'A book that would have had Darwin swooning - anyone seriously interested in who we are and how we function should read this book.' -- Guardian '[A] splendidly clear explanation' -- Colin Berry The Oldie 'Fascinating stuff.' -- Bookseller 'Nessa Carey takes us on a lively and up-to-date tour of what's known about epigenetic mechanisms and their implications for ageing and cancer.' -- BBC Focus 'A hugely compelling explanation of the very latest from the frontline of modern biology ... The Epigenetics Revolution traces the thrilling path this discipline has taken over the last twenty years.' -- Waterstones The Daily Mail: http://www.dailymail.co.uk/health/article-2031505/Audrey-Hepburn-Is-key-stopping-obesity-epidemic.html?ito=feeds-newsxml -- The Daily Mail Nessa was well mentioned on HuffPost. No direct mention of the book, but a link in the article to the Daily Mail Hepburn piece: http://www.huffingtonpost.com/stephan-b-tanda/non-communicable-diseases_b_973156.html -- Huffington Post A review from India on the Sakal Times website: http://www.sakaaltimes.com/sakaaltimesbeta/20110912/4661755374037033104.htm -- Sakal Times At the beginning of this century enormous progress had been made in genetics. The Human Genome Project finished sequencing human DNA. It seemed it was only a matter of time until we had all the answers to the secrets of life on this planet. The cutting-edge of biology, however, is telling us that we still don't even know all of the questions. How is it that, despite each cell in your body carrying exactly the same DNA, you don't have teeth growing out of your eyeballs or toenails on your liver? How is it that identical twins share exactly the same DNA and yet can exhibit dramatic differences in the way that they live and grow? It turns out that cells read the genetic code in DNA more like a script to be interpreted than a mould that replicates the same result each time. This is epigenetics and it's the fastest-moving field in biology today. The Epigenetics Revolution traces the thrilling path this discipline has taken over the last twenty years. Biologist Nessa Carey deftly explains such diverse phenomena as how queen bees and ants control their colonies, why tortoiseshell cats are always female, why some plants need a period of cold before they can flower, why we age, develop disease and become addicted to drugs, and much more. Most excitingly, Carey reveals the amazing possibilities for humankind that epigenetics offers for us all - and in the surprisingly near future -- Good Reads 'This is a readable book that applies scientific theory to the everyday world.' -- Bookseller 'Her book combines an easy style with a textbook's thoroughness.' -- Nature 'Full of illustrations and entertaining metaphors.' -- Nature 'Sees DNA as a film script, with plenty of room for interpretation and retakes. Carey's experience of the biotechnology industry shows in her concluding remarks on the pros and cons of our growing understand--ing of epigenetics for drug discovery, and on understanding the impact of diet and environment on disease.' -- Nature '[Nessa Carey] explains all clearly, while sucking in the uninitiated with intriguing tales of queen bees, tortoiseshell cats, un-identical identical twins and lots more.' -- Australian 'An exhilarating exploration of an exciting new field, and a good gift for a bright biology student looking for a career choice.' -- Kirkus Review

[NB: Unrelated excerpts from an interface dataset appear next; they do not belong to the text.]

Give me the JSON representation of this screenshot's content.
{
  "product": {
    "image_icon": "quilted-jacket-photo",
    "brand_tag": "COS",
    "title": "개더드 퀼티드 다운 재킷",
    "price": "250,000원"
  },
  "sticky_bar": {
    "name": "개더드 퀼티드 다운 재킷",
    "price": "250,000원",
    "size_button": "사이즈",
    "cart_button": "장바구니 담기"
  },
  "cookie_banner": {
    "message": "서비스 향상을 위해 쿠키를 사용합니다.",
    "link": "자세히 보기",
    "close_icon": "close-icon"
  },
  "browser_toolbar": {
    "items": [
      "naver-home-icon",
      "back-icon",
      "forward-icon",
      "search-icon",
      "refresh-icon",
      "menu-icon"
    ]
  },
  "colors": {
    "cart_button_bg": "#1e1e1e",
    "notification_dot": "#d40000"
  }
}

About the Author
Nessa Carey has a PhD in virology from the University of Edinburgh and has worked in the biotech industry for nearly ten years.